We measured the effect of vasopressin (8 mU·kg-1·min-1) on reflex inhibition of renal sympathetic nerve activity induced by volume expansion in 13 sinoaortic-denervated anesthetized rabbits. Volume expansion increased left ventricular end-diastolic pressure (LVEDP) from 5.1 ± 0.7 to 14.1 ± 1.4 mmHg and decreased renal nerve activity (RNA) from 57.4 ± 6.9 to 30.2 ± 5.6 impulses/s. Infusion of vasopressin elevated LVEDP from 6.0 ± 1.0 to 7.3 ± 1.1 mmHg and decreased RNA from 61.8 ± 7.2 to 47.1 ± 6.3 impulses/s. Heart rate fell from 243 ± 7 to 231 ± 9 beats/min; no other significant hemodynamic changes were seen.

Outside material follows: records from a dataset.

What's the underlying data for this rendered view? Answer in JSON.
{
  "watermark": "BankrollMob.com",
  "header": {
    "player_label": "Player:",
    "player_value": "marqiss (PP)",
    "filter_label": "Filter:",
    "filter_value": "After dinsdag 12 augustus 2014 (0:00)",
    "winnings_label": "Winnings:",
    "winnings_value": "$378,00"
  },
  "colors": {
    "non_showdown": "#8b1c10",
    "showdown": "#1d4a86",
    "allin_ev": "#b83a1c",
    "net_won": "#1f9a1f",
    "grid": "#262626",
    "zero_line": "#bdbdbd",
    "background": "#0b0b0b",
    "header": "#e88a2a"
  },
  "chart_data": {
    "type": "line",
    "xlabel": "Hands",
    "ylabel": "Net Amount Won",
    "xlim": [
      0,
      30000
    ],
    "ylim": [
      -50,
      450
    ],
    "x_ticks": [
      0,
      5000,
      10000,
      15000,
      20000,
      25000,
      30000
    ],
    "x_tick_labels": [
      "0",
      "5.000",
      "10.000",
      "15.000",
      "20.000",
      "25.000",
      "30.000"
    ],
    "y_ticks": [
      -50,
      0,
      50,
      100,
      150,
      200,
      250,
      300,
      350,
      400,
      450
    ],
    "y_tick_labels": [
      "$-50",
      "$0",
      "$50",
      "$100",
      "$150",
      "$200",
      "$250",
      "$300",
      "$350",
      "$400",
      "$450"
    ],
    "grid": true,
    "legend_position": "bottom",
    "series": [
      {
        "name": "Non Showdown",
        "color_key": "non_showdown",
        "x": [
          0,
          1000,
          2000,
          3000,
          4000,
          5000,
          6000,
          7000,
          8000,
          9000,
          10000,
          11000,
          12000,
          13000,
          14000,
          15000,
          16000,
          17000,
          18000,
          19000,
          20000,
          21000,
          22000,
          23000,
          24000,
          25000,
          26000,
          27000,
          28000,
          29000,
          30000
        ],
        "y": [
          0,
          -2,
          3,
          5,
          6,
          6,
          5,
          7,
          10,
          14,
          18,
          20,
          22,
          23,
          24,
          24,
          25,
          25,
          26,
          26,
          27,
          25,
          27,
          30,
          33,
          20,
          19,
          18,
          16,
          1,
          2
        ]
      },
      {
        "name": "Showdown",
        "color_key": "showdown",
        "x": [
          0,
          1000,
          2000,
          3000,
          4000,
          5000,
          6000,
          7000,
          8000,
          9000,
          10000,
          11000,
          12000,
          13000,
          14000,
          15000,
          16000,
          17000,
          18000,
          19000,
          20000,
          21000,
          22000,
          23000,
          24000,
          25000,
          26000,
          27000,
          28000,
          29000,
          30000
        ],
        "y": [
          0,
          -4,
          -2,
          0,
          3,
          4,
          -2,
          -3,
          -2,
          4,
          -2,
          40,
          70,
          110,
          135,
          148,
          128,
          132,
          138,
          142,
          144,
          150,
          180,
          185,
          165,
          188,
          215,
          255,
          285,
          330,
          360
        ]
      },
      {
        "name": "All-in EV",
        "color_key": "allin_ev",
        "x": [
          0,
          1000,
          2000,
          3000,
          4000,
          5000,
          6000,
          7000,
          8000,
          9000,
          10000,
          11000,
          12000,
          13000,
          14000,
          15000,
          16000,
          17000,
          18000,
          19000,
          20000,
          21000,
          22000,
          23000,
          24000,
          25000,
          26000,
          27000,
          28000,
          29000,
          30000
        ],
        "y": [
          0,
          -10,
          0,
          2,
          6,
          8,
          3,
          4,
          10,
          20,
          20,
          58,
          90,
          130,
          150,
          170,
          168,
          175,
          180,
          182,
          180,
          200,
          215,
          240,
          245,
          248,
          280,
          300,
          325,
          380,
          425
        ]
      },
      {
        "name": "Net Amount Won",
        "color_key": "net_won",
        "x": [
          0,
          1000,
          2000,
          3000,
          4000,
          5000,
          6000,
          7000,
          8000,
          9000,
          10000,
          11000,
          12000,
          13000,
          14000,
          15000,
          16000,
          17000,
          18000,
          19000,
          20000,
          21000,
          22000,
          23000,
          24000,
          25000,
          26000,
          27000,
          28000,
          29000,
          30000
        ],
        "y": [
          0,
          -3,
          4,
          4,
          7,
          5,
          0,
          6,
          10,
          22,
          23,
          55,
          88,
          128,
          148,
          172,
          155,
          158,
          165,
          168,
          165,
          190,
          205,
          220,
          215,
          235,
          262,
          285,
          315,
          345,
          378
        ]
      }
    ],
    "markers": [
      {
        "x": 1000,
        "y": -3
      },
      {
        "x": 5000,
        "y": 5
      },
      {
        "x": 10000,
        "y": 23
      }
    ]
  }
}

During the infusion of vasopressin, volume expansion increased LVEDP to 13.7 ± 1.2 mmHg and decreased RNA to 17.0 ± 4.2 impulses/s. The slopes relating the percent decrease in RNA to the rise in LVEDP were calculated from values of RNA recorded at several levels of LVEDP. The slope averaged -6.2 ± 1.1%/mmHg before vasopressin and nearly doubled (-11.9 ± 1.8%/mmHg) during vasopressin. Infusion of placebo (saline) instead of vasopressin did not alter the reflex inhibition of nerve activity. Bilateral vagotomy abolished the decrease in resting nerve activity that occurred during infusion of vasopressin as well as the reflex inhibition of RNA. These data demonstrate that vasopressin facilitates the reflex inhibition of renal sympathetic nerve activity associated with increases in LVEDP and mediated through vagal afferents.
|Journal||American Journal of Physiology - Heart and Circulatory Physiology|
|Issue number||1 (22/1)|
|Publication status||Published or Issued - 1 Jan 1987|
ASJC Scopus subject areas
- Cardiology and Cardiovascular Medicine
- Physiology (medical)